According to the poll of 5,400 executives, the average loss per company from fraud in the past two years was about $2.42 million, compared with $1.73 million during 2003 to 2005.
“A big reason for the cost increase is that more and more companies are doing business in the emerging markets, and economic crime is more expensive in those areas,” Steven Skalak, global investigations leader at PwC, told Reuters. “As more people do business on a transnational level, where they perceive the best growth opportunities, they are exposing themselves to greater and greater risk.”
The internal audit department was the second-biggest fraud detector, detecting about 19% of all frauds, compared to 26% of frauds in a 2005 survey.
More than 43% of executives say their company had experienced at least one significant economic crime during the previous two years, down slightly from 45% in the 2005 survey, but up from 37% in 2003.

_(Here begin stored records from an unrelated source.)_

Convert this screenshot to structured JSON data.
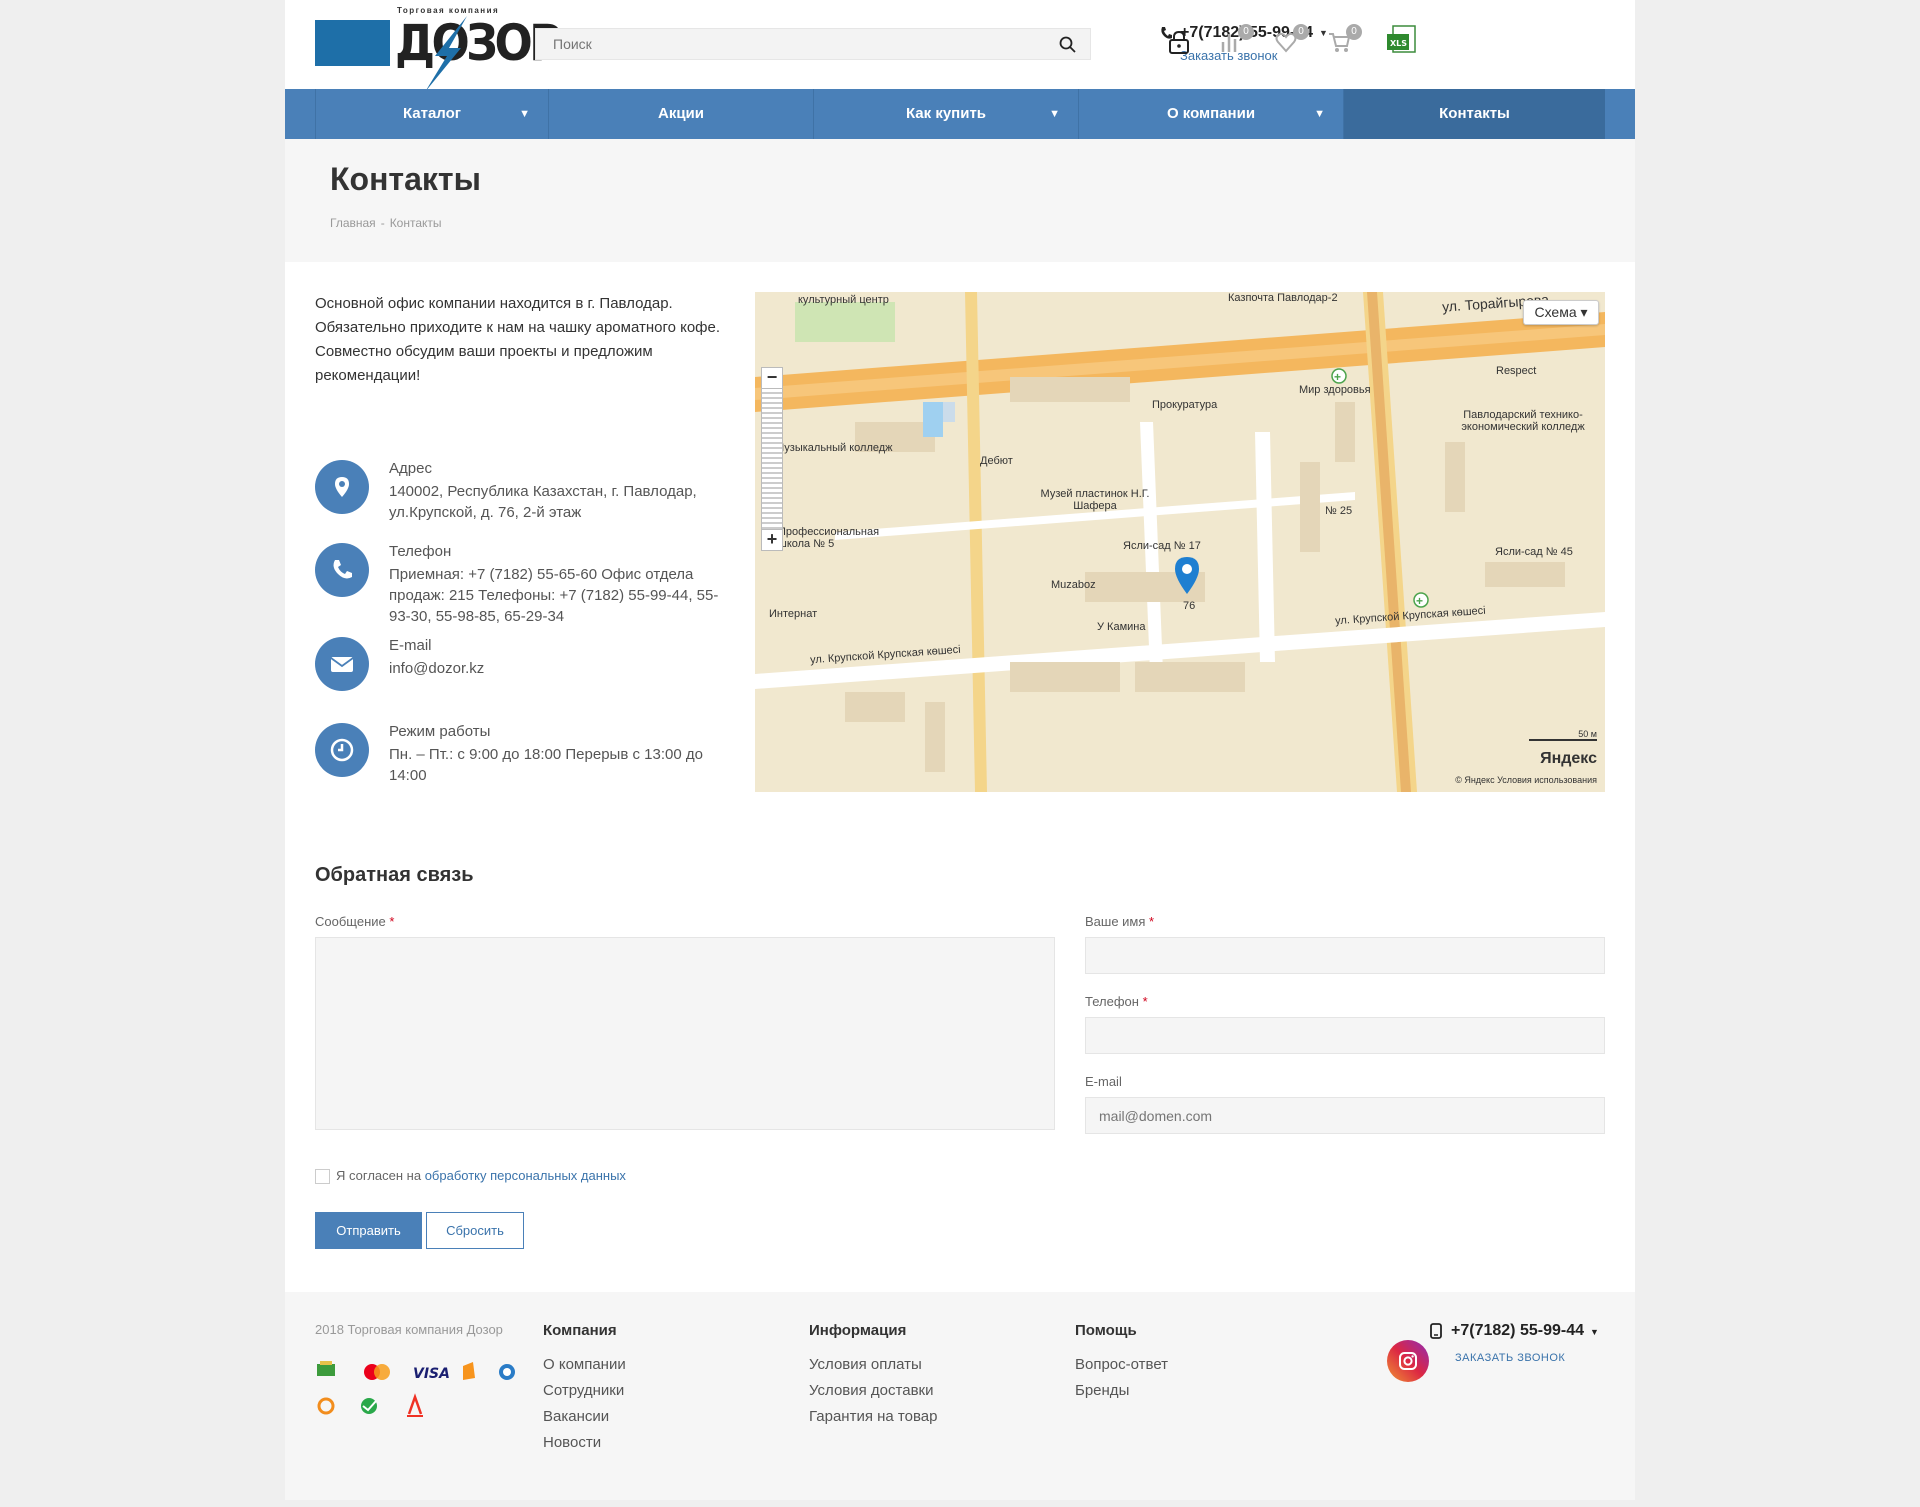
{
  "header": {
    "logo_tagline": "Торговая компания",
    "logo_text": "ДОЗОР",
    "search_placeholder": "Поиск",
    "phone": "+7(7182) 55-99-44",
    "callback": "Заказать звонок",
    "compare_count": "0",
    "favorites_count": "0",
    "cart_count": "0"
  },
  "nav": [
    {
      "label": "Каталог",
      "has_dropdown": true
    },
    {
      "label": "Акции",
      "has_dropdown": false
    },
    {
      "label": "Как купить",
      "has_dropdown": true
    },
    {
      "label": "О компании",
      "has_dropdown": true
    },
    {
      "label": "Контакты",
      "has_dropdown": false,
      "active": true
    }
  ],
  "page": {
    "title": "Контакты",
    "breadcrumb": [
      "Главная",
      "Контакты"
    ],
    "breadcrumb_sep": "-"
  },
  "intro": [
    "Основной офис компании находится в г. Павлодар.",
    "Обязательно приходите к нам на чашку ароматного кофе.",
    "Совместно обсудим ваши проекты и предложим рекомендации!"
  ],
  "contacts": {
    "address_label": "Адрес",
    "address_value": "140002, Республика Казахстан, г. Павлодар, ул.Крупской, д. 76, 2-й этаж",
    "phone_label": "Телефон",
    "phone_value": "Приемная: +7 (7182) 55-65-60 Офис отдела продаж: 215 Телефоны: +7 (7182) 55-99-44, 55-93-30, 55-98-85, 65-29-34",
    "email_label": "E-mail",
    "email_value": "info@dozor.kz",
    "hours_label": "Режим работы",
    "hours_value": "Пн. – Пт.: с 9:00 до 18:00 Перерыв с 13:00 до 14:00"
  },
  "map": {
    "layer_button": "Схема ▾",
    "zoom_in": "+",
    "zoom_out": "−",
    "brand": "Яндекс",
    "copyright": "© Яндекс  Условия использования",
    "scale": "50 м",
    "labels": {
      "street1": "ул. Торайгырова",
      "street2": "ул. Крупской Крупская көшесі",
      "street3": "ул. Крупской Крупская көшесі",
      "kazpochta": "Казпочта Павлодар-2",
      "culture": "культурный центр",
      "music": "Музыкальный колледж",
      "debut": "Дебют",
      "prokuratura": "Прокуратура",
      "mir": "Мир здоровья",
      "respect": "Respect",
      "college": "Павлодарский технико-экономический колледж",
      "museum": "Музей пластинок Н.Г. Шафера",
      "yasli17": "Ясли-сад № 17",
      "n25": "№ 25",
      "school5": "Профессиональная школа № 5",
      "muzaboz": "Muzaboz",
      "ukamina": "У Камина",
      "internat": "Интернат",
      "yasli45": "Ясли-сад № 45",
      "b76": "76"
    }
  },
  "form": {
    "title": "Обратная связь",
    "message_label": "Сообщение",
    "name_label": "Ваше имя",
    "phone_label": "Телефон",
    "email_label": "E-mail",
    "email_placeholder": "mail@domen.com",
    "required_mark": "*",
    "consent_text": "Я согласен на",
    "consent_link": "обработку персональных данных",
    "submit": "Отправить",
    "reset": "Сбросить"
  },
  "footer": {
    "copyright": "2018 Торговая компания Дозор",
    "columns": [
      {
        "title": "Компания",
        "links": [
          "О компании",
          "Сотрудники",
          "Вакансии",
          "Новости"
        ]
      },
      {
        "title": "Информация",
        "links": [
          "Условия оплаты",
          "Условия доставки",
          "Гарантия на товар"
        ]
      },
      {
        "title": "Помощь",
        "links": [
          "Вопрос-ответ",
          "Бренды"
        ]
      }
    ],
    "phone": "+7(7182) 55-99-44",
    "callback": "ЗАКАЗАТЬ ЗВОНОК",
    "payment_visa": "VISA"
  },
  "colors": {
    "accent": "#4a80b8",
    "nav_active": "#3a6b9c",
    "link": "#3a73ab"
  }
}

The most common crimes mentioned in the latest survey included property theft, money laundering, accounting fraud, bribery and copyright infringement.